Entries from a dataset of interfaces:
- Opening Delimiter -

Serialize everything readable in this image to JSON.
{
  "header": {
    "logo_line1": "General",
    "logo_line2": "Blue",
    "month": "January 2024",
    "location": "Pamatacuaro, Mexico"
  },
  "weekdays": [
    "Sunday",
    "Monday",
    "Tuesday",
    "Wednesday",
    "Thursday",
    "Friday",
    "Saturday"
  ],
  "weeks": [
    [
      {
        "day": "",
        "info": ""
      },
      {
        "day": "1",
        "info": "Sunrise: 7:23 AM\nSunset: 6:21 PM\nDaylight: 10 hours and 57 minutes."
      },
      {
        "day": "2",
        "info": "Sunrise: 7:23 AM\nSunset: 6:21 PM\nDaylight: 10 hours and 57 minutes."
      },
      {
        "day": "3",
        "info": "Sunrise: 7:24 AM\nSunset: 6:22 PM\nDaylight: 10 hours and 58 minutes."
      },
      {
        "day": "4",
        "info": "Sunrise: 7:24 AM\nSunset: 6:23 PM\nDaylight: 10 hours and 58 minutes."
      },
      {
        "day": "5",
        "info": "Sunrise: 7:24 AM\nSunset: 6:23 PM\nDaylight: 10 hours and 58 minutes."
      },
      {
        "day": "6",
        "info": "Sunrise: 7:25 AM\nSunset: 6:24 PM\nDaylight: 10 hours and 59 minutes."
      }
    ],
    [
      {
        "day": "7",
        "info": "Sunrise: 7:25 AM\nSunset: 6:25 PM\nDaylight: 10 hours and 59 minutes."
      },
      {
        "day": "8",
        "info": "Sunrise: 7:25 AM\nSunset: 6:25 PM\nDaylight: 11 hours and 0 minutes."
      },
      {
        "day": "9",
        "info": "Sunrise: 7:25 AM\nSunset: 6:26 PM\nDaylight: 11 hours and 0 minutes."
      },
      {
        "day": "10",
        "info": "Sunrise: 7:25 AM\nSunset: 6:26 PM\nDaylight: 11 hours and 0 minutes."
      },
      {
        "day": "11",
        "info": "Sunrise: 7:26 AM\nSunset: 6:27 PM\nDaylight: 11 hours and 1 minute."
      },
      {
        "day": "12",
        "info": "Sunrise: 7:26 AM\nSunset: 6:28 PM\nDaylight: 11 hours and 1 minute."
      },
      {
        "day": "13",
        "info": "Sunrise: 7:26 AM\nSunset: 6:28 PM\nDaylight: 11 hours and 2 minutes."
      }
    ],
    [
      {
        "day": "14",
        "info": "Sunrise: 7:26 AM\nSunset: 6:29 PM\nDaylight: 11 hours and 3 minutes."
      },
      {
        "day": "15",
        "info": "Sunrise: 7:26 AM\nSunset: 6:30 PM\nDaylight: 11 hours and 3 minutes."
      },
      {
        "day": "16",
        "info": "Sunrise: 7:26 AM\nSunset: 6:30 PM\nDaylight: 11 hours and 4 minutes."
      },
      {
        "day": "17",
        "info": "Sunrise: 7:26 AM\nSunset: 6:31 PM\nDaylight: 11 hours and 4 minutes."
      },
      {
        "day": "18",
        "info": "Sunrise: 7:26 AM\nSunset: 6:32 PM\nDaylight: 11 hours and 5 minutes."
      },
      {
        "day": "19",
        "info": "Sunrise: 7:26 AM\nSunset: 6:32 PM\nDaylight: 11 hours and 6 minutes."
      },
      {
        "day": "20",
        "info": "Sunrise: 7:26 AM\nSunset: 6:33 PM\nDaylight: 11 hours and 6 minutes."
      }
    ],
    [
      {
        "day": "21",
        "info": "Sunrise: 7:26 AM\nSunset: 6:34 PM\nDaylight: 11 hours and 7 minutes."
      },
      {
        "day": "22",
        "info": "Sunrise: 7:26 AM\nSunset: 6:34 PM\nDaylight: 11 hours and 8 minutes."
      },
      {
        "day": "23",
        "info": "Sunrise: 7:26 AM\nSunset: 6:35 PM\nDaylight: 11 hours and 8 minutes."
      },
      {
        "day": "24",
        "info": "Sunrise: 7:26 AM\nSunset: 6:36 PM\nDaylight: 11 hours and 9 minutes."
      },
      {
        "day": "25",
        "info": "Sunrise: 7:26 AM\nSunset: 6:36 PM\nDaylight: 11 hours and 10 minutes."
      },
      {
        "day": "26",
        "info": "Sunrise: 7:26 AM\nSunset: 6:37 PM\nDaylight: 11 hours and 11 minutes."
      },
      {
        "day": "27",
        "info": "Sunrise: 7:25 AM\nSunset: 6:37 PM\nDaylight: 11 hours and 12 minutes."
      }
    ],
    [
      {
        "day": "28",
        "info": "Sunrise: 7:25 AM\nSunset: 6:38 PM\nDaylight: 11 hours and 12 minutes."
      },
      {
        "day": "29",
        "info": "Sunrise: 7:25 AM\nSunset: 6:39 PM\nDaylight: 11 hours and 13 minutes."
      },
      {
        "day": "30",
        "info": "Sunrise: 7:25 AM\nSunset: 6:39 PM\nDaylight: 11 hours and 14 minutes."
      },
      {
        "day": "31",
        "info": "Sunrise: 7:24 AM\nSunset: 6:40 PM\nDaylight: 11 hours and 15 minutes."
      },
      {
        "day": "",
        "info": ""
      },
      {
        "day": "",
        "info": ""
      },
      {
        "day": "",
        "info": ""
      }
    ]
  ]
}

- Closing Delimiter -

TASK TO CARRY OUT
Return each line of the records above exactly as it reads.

YOUR SOLUTION
Serialize everything readable in this image to JSON.
{
  "header": {
    "logo_line1": "General",
    "logo_line2": "Blue",
    "month": "January 2024",
    "location": "Pamatacuaro, Mexico"
  },
  "weekdays": [
    "Sunday",
    "Monday",
    "Tuesday",
    "Wednesday",
    "Thursday",
    "Friday",
    "Saturday"
  ],
  "weeks": [
    [
      {
        "day": "",
        "info": ""
      },
      {
        "day": "1",
        "info": "Sunrise: 7:23 AM\nSunset: 6:21 PM\nDaylight: 10 hours and 57 minutes."
      },
      {
        "day": "2",
        "info": "Sunrise: 7:23 AM\nSunset: 6:21 PM\nDaylight: 10 hours and 57 minutes."
      },
      {
        "day": "3",
        "info": "Sunrise: 7:24 AM\nSunset: 6:22 PM\nDaylight: 10 hours and 58 minutes."
      },
      {
        "day": "4",
        "info": "Sunrise: 7:24 AM\nSunset: 6:23 PM\nDaylight: 10 hours and 58 minutes."
      },
      {
        "day": "5",
        "info": "Sunrise: 7:24 AM\nSunset: 6:23 PM\nDaylight: 10 hours and 58 minutes."
      },
      {
        "day": "6",
        "info": "Sunrise: 7:25 AM\nSunset: 6:24 PM\nDaylight: 10 hours and 59 minutes."
      }
    ],
    [
      {
        "day": "7",
        "info": "Sunrise: 7:25 AM\nSunset: 6:25 PM\nDaylight: 10 hours and 59 minutes."
      },
      {
        "day": "8",
        "info": "Sunrise: 7:25 AM\nSunset: 6:25 PM\nDaylight: 11 hours and 0 minutes."
      },
      {
        "day": "9",
        "info": "Sunrise: 7:25 AM\nSunset: 6:26 PM\nDaylight: 11 hours and 0 minutes."
      },
      {
        "day": "10",
        "info": "Sunrise: 7:25 AM\nSunset: 6:26 PM\nDaylight: 11 hours and 0 minutes."
      },
      {
        "day": "11",
        "info": "Sunrise: 7:26 AM\nSunset: 6:27 PM\nDaylight: 11 hours and 1 minute."
      },
      {
        "day": "12",
        "info": "Sunrise: 7:26 AM\nSunset: 6:28 PM\nDaylight: 11 hours and 1 minute."
      },
      {
        "day": "13",
        "info": "Sunrise: 7:26 AM\nSunset: 6:28 PM\nDaylight: 11 hours and 2 minutes."
      }
    ],
    [
      {
        "day": "14",
        "info": "Sunrise: 7:26 AM\nSunset: 6:29 PM\nDaylight: 11 hours and 3 minutes."
      },
      {
        "day": "15",
        "info": "Sunrise: 7:26 AM\nSunset: 6:30 PM\nDaylight: 11 hours and 3 minutes."
      },
      {
        "day": "16",
        "info": "Sunrise: 7:26 AM\nSunset: 6:30 PM\nDaylight: 11 hours and 4 minutes."
      },
      {
        "day": "17",
        "info": "Sunrise: 7:26 AM\nSunset: 6:31 PM\nDaylight: 11 hours and 4 minutes."
      },
      {
        "day": "18",
        "info": "Sunrise: 7:26 AM\nSunset: 6:32 PM\nDaylight: 11 hours and 5 minutes."
      },
      {
        "day": "19",
        "info": "Sunrise: 7:26 AM\nSunset: 6:32 PM\nDaylight: 11 hours and 6 minutes."
      },
      {
        "day": "20",
        "info": "Sunrise: 7:26 AM\nSunset: 6:33 PM\nDaylight: 11 hours and 6 minutes."
      }
    ],
    [
      {
        "day": "21",
        "info": "Sunrise: 7:26 AM\nSunset: 6:34 PM\nDaylight: 11 hours and 7 minutes."
      },
      {
        "day": "22",
        "info": "Sunrise: 7:26 AM\nSunset: 6:34 PM\nDaylight: 11 hours and 8 minutes."
      },
      {
        "day": "23",
        "info": "Sunrise: 7:26 AM\nSunset: 6:35 PM\nDaylight: 11 hours and 8 minutes."
      },
      {
        "day": "24",
        "info": "Sunrise: 7:26 AM\nSunset: 6:36 PM\nDaylight: 11 hours and 9 minutes."
      },
      {
        "day": "25",
        "info": "Sunrise: 7:26 AM\nSunset: 6:36 PM\nDaylight: 11 hours and 10 minutes."
      },
      {
        "day": "26",
        "info": "Sunrise: 7:26 AM\nSunset: 6:37 PM\nDaylight: 11 hours and 11 minutes."
      },
      {
        "day": "27",
        "info": "Sunrise: 7:25 AM\nSunset: 6:37 PM\nDaylight: 11 hours and 12 minutes."
      }
    ],
    [
      {
        "day": "28",
        "info": "Sunrise: 7:25 AM\nSunset: 6:38 PM\nDaylight: 11 hours and 12 minutes."
      },
      {
        "day": "29",
        "info": "Sunrise: 7:25 AM\nSunset: 6:39 PM\nDaylight: 11 hours and 13 minutes."
      },
      {
        "day": "30",
        "info": "Sunrise: 7:25 AM\nSunset: 6:39 PM\nDaylight: 11 hours and 14 minutes."
      },
      {
        "day": "31",
        "info": "Sunrise: 7:24 AM\nSunset: 6:40 PM\nDaylight: 11 hours and 15 minutes."
      },
      {
        "day": "",
        "info": ""
      },
      {
        "day": "",
        "info": ""
      },
      {
        "day": "",
        "info": ""
      }
    ]
  ]
}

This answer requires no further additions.